Haynes said it was understandable some time had been allowed for those publications to circulate through government agencies, and for the early 2017 provincial election, but two more plans (Move Commute Connect from CleanBC, and the BC Active Transportation Design Guide) now provide the province with four planning documents to direct action on the issue.

READ MORE: Saanich residents feel less safe using local roads

“Road safety is not a political issue that can be continuously delayed and deferred, with endless studies and reports that wither with each change of government. We must do better. We can do better,” Haynes writes.

Horgan did not respond to a reqest for comment by deadline.

sophie.heizer@saanichnews.com


Like us on Facebook and follow @yrlocaljourno

Get local stories you won't find anywhere else right to your inbox.
Sign up here

Just Posted

Man sentenced for setting apartment barbecue on fire in Abbotsford

Michael Rodden climbed to second-storey balcony in March 2019

Public urged to continue donating blood during pandemic

Upcoming donor clinics in Abbotsford and Mission

120 more recreation staff laid off by City of Abbotsford

Job cuts from closure of public facilities, city will re-hire after health emergency passes

‘Possibilities are endless’ at Black Press digital career fair

Black Press Digital Career and Education Fair begins April 4

Mission issues a ban on all open burning

Ban includes recreational fire pits, does not include cooking stoves or barbecues

Trudeau announces 75% wage subsidy for small businesses amid COVID-19

This is up from the previously announced 10 per cent wage subsidy

Morning world update: Cases surge past 600,000; positive news in Germany

Spain suffers its deadliest day as Germany considers April 20 to possibly loosen restrictions

VIDEO: Penguins roam empty halls of Vancouver Aquarium

COVID-19 has forced the Vancouver Aquarium to close access to guests – leaving room for its residents

Significant snowfall forecast for Interior mountain passes

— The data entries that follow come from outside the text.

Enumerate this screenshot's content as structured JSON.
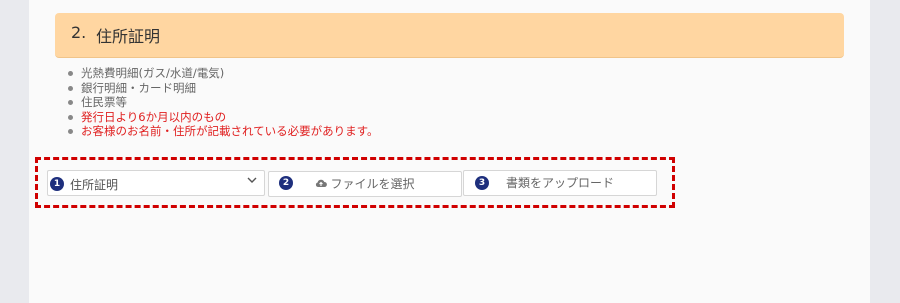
{
  "section": {
    "number": "2.",
    "title": "住所証明"
  },
  "requirements": {
    "items": [
      "光熱費明細(ガス/水道/電気)",
      "銀行明細・カード明細",
      "住民票等"
    ],
    "warnings": [
      "発行日より6か月以内のもの",
      "お客様のお名前・住所が記載されている必要があります。"
    ]
  },
  "upload": {
    "steps": [
      "1",
      "2",
      "3"
    ],
    "document_type": {
      "selected": "住所証明"
    },
    "choose_file_label": "ファイルを選択",
    "upload_label": "書類をアップロード"
  },
  "colors": {
    "header_bg": "#ffd6a1",
    "warning_text": "#e02020",
    "badge_bg": "#1e2f7d",
    "highlight_border": "#d00000"
  },
  "icons": {
    "select": "chevron-down-icon",
    "choose_file": "cloud-upload-icon"
  }
}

Allison Pass, the Okanagan Connector, Rogers Pass and Kootenay Pass could see 15 to 25 cm of snow

Kids get back to learning in B.C., online

Ministry of Education rolls out new tool for school

67 more B.C. COVID-19 cases, two more deaths in Vancouver region

Positive tests found in Surrey, Langley long-term care facilities

‘Now is not the time to bag that peak’: BCSAR manager discourages risky outdoor adventures

Call volumes are not going down, even as the COVID-19 pandemic persists

Food Banks BC already seeing surge in demand due to COVID-19 pandemic

Executive director Laura Lansink said they expect applications will keep increasing

Nanaimo couple caught aboard cruise ship with four dead and COVID-19 present

Four ‘older guests’ have died on Holland America’s Zaandam; cruise line confirms two COVID-19 cases

Most Read